╭──

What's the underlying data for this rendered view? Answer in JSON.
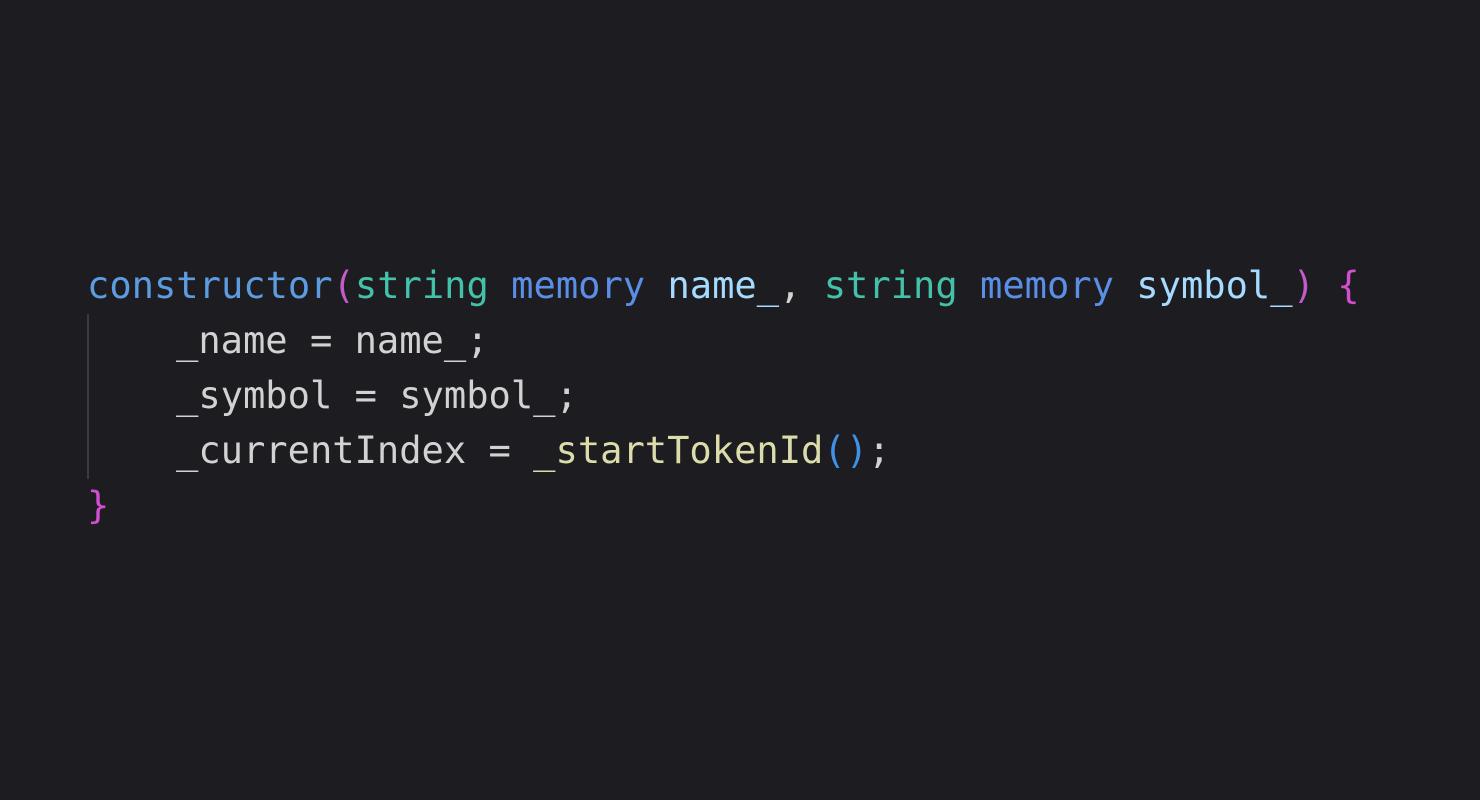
{
  "editor": {
    "background": "#1d1d21",
    "language": "Solidity",
    "colors": {
      "function_name": "#5d9ce0",
      "type": "#44c2a9",
      "keyword": "#5b8ee6",
      "parameter": "#a6dbff",
      "identifier": "#d2d2d2",
      "call": "#dcdcaa",
      "bracket_level1": "#c45bc8",
      "bracket_level2": "#3f93e6",
      "brace": "#d34ed0"
    },
    "lines": [
      {
        "tokens": [
          {
            "text": "constructor",
            "kind": "function_name"
          },
          {
            "text": "(",
            "kind": "bracket_level1"
          },
          {
            "text": "string",
            "kind": "type"
          },
          {
            "text": " ",
            "kind": "space"
          },
          {
            "text": "memory",
            "kind": "keyword"
          },
          {
            "text": " ",
            "kind": "space"
          },
          {
            "text": "name_",
            "kind": "parameter"
          },
          {
            "text": ", ",
            "kind": "identifier"
          },
          {
            "text": "string",
            "kind": "type"
          },
          {
            "text": " ",
            "kind": "space"
          },
          {
            "text": "memory",
            "kind": "keyword"
          },
          {
            "text": " ",
            "kind": "space"
          },
          {
            "text": "symbol_",
            "kind": "parameter"
          },
          {
            "text": ")",
            "kind": "bracket_level1"
          },
          {
            "text": " ",
            "kind": "space"
          },
          {
            "text": "{",
            "kind": "brace"
          }
        ]
      },
      {
        "tokens": [
          {
            "text": "_name = name_;",
            "kind": "identifier"
          }
        ]
      },
      {
        "tokens": [
          {
            "text": "_symbol = symbol_;",
            "kind": "identifier"
          }
        ]
      },
      {
        "tokens": [
          {
            "text": "_currentIndex = ",
            "kind": "identifier"
          },
          {
            "text": "_startTokenId",
            "kind": "call"
          },
          {
            "text": "()",
            "kind": "bracket_level2"
          },
          {
            "text": ";",
            "kind": "identifier"
          }
        ]
      },
      {
        "tokens": [
          {
            "text": "}",
            "kind": "brace"
          }
        ]
      }
    ]
  }
}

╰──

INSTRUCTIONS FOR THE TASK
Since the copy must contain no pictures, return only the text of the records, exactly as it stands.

EXERCISE OUTPUT
What's the underlying data for this rendered view? Answer in JSON.
{
  "editor": {
    "background": "#1d1d21",
    "language": "Solidity",
    "colors": {
      "function_name": "#5d9ce0",
      "type": "#44c2a9",
      "keyword": "#5b8ee6",
      "parameter": "#a6dbff",
      "identifier": "#d2d2d2",
      "call": "#dcdcaa",
      "bracket_level1": "#c45bc8",
      "bracket_level2": "#3f93e6",
      "brace": "#d34ed0"
    },
    "lines": [
      {
        "tokens": [
          {
            "text": "constructor",
            "kind": "function_name"
          },
          {
            "text": "(",
            "kind": "bracket_level1"
          },
          {
            "text": "string",
            "kind": "type"
          },
          {
            "text": " ",
            "kind": "space"
          },
          {
            "text": "memory",
            "kind": "keyword"
          },
          {
            "text": " ",
            "kind": "space"
          },
          {
            "text": "name_",
            "kind": "parameter"
          },
          {
            "text": ", ",
            "kind": "identifier"
          },
          {
            "text": "string",
            "kind": "type"
          },
          {
            "text": " ",
            "kind": "space"
          },
          {
            "text": "memory",
            "kind": "keyword"
          },
          {
            "text": " ",
            "kind": "space"
          },
          {
            "text": "symbol_",
            "kind": "parameter"
          },
          {
            "text": ")",
            "kind": "bracket_level1"
          },
          {
            "text": " ",
            "kind": "space"
          },
          {
            "text": "{",
            "kind": "brace"
          }
        ]
      },
      {
        "tokens": [
          {
            "text": "_name = name_;",
            "kind": "identifier"
          }
        ]
      },
      {
        "tokens": [
          {
            "text": "_symbol = symbol_;",
            "kind": "identifier"
          }
        ]
      },
      {
        "tokens": [
          {
            "text": "_currentIndex = ",
            "kind": "identifier"
          },
          {
            "text": "_startTokenId",
            "kind": "call"
          },
          {
            "text": "()",
            "kind": "bracket_level2"
          },
          {
            "text": ";",
            "kind": "identifier"
          }
        ]
      },
      {
        "tokens": [
          {
            "text": "}",
            "kind": "brace"
          }
        ]
      }
    ]
  }
}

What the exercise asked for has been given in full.